(Source data)
********************
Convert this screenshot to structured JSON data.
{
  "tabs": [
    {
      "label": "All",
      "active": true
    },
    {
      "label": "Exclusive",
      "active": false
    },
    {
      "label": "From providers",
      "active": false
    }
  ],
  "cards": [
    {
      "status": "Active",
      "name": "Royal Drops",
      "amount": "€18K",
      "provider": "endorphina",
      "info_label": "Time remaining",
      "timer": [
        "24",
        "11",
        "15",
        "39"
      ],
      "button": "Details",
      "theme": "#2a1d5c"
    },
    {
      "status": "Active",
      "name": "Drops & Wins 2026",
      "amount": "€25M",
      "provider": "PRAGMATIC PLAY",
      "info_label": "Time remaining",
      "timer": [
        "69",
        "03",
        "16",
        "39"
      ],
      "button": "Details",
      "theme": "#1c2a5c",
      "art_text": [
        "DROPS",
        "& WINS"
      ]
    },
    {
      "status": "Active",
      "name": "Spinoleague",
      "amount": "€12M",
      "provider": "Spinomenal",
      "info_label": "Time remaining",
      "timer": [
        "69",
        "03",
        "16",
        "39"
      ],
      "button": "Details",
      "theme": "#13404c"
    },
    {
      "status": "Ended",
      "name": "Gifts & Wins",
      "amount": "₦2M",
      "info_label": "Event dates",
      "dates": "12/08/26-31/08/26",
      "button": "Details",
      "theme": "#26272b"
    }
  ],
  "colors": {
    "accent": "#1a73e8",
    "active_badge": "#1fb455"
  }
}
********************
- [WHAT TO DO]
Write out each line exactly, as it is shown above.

- [SOLUTION FOR THIS TASK]
Convert this screenshot to structured JSON data.
{
  "tabs": [
    {
      "label": "All",
      "active": true
    },
    {
      "label": "Exclusive",
      "active": false
    },
    {
      "label": "From providers",
      "active": false
    }
  ],
  "cards": [
    {
      "status": "Active",
      "name": "Royal Drops",
      "amount": "€18K",
      "provider": "endorphina",
      "info_label": "Time remaining",
      "timer": [
        "24",
        "11",
        "15",
        "39"
      ],
      "button": "Details",
      "theme": "#2a1d5c"
    },
    {
      "status": "Active",
      "name": "Drops & Wins 2026",
      "amount": "€25M",
      "provider": "PRAGMATIC PLAY",
      "info_label": "Time remaining",
      "timer": [
        "69",
        "03",
        "16",
        "39"
      ],
      "button": "Details",
      "theme": "#1c2a5c",
      "art_text": [
        "DROPS",
        "& WINS"
      ]
    },
    {
      "status": "Active",
      "name": "Spinoleague",
      "amount": "€12M",
      "provider": "Spinomenal",
      "info_label": "Time remaining",
      "timer": [
        "69",
        "03",
        "16",
        "39"
      ],
      "button": "Details",
      "theme": "#13404c"
    },
    {
      "status": "Ended",
      "name": "Gifts & Wins",
      "amount": "₦2M",
      "info_label": "Event dates",
      "dates": "12/08/26-31/08/26",
      "button": "Details",
      "theme": "#26272b"
    }
  ],
  "colors": {
    "accent": "#1a73e8",
    "active_badge": "#1fb455"
  }
}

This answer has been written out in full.